The expected response is a copy of every line in the entries below that includes the word "ENTER".

──────── Input material

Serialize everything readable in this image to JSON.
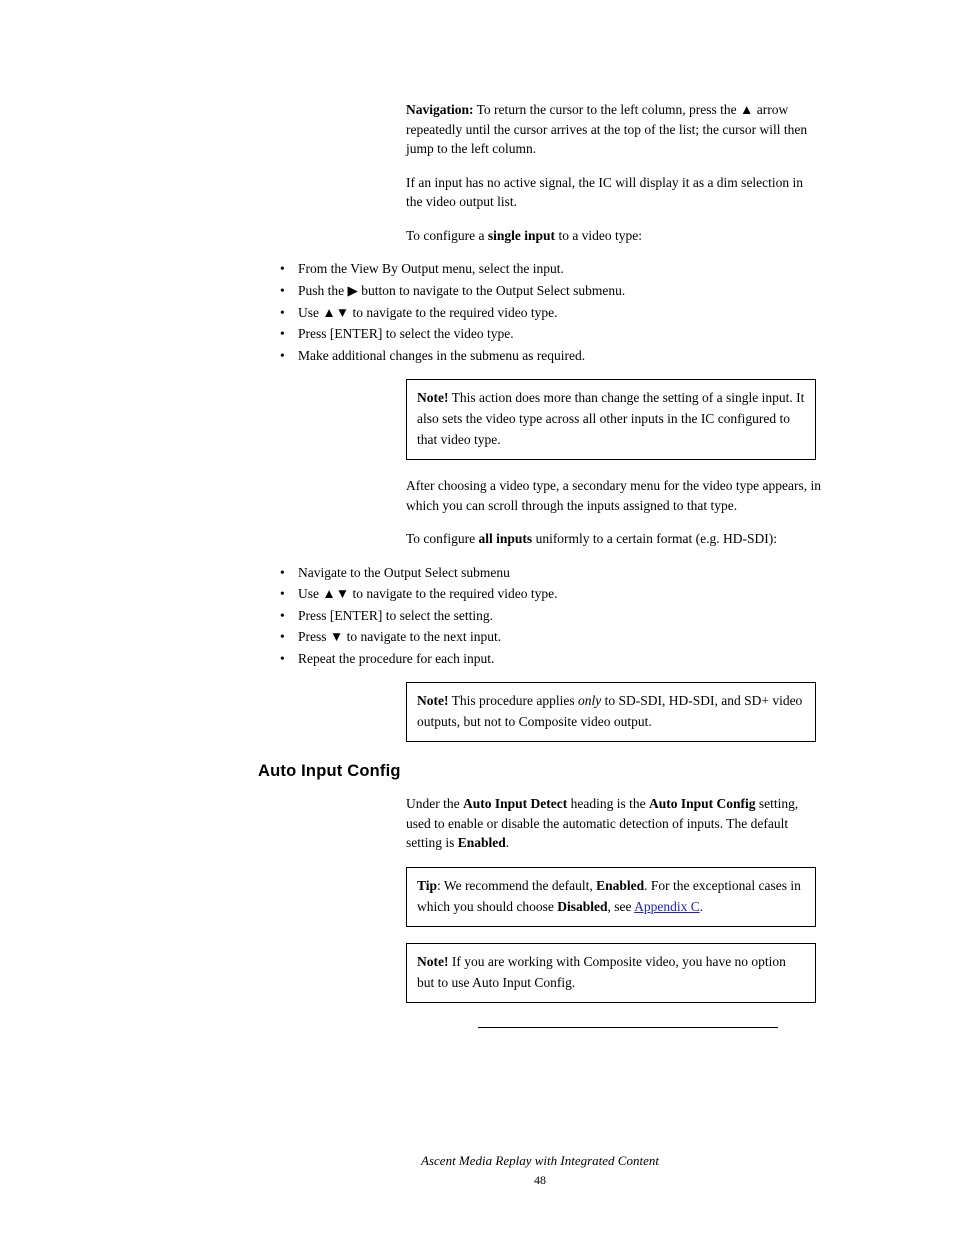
{
  "section": {
    "label": "Navigation:",
    "text": " To return the cursor to the left column, press the ▲ arrow repeatedly until the cursor arrives at the top of the list; the cursor will then jump to the left column."
  },
  "subparas": {
    "p1": "If an input has no active signal, the IC will display it as a dim selection in the video output list.",
    "p2_a": "To configure a ",
    "p2_b": "single input",
    "p2_c": " to a video type:"
  },
  "bullets1": [
    "From the View By Output menu, select the input.",
    "Push the ▶ button to navigate to the Output Select submenu.",
    "Use ▲▼ to navigate to the required video type.",
    "Press [ENTER] to select the video type.",
    "Make additional changes in the submenu as required."
  ],
  "note1": {
    "label": "Note!",
    "text": " This action does more than change the setting of a single input. It also sets the video type across all other inputs in the IC configured to that video type."
  },
  "post_note1": "After choosing a video type, a secondary menu for the video type appears, in which you can scroll through the inputs assigned to that type.",
  "p3_a": "To configure ",
  "p3_b": "all inputs",
  "p3_c": " uniformly to a certain format (e.g. HD-SDI):",
  "bullets2": [
    "Navigate to the Output Select submenu",
    "Use ▲▼ to navigate to the required video type.",
    "Press [ENTER] to select the setting.",
    "Press ▼ to navigate to the next input.",
    "Repeat the procedure for each input."
  ],
  "note2": {
    "label": "Note!",
    "text1": " This procedure applies ",
    "text2": "only",
    "text3": " to SD-SDI, HD-SDI, and SD+ video outputs, but not to Composite video output."
  },
  "subheading": "Auto Input Config",
  "auto_para1_a": "Under the ",
  "auto_para1_b": "Auto Input Detect",
  "auto_para1_c": " heading is the ",
  "auto_para1_d": "Auto Input Config ",
  "auto_para1_e": "setting, used to enable or disable the automatic detection of inputs. The default setting is ",
  "auto_para1_f": "Enabled",
  "auto_para1_g": ".",
  "note3": {
    "label": "Tip",
    "text1": ": We recommend the default, ",
    "text2": "Enabled",
    "text3": ". For the exceptional cases in which you should choose ",
    "text4": "Disabled",
    "text5": ", see ",
    "link": "Appendix C",
    "text6": "."
  },
  "note4": {
    "label": "Note!",
    "text": " If you are working with Composite video, you have no option but to use Auto Input Config."
  },
  "footer": {
    "title": "Ascent Media Replay with Integrated Content",
    "page": "48"
  }
}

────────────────

**The completed task**
    "Press [ENTER] to select the video type.",
    "Press [ENTER] to select the setting.",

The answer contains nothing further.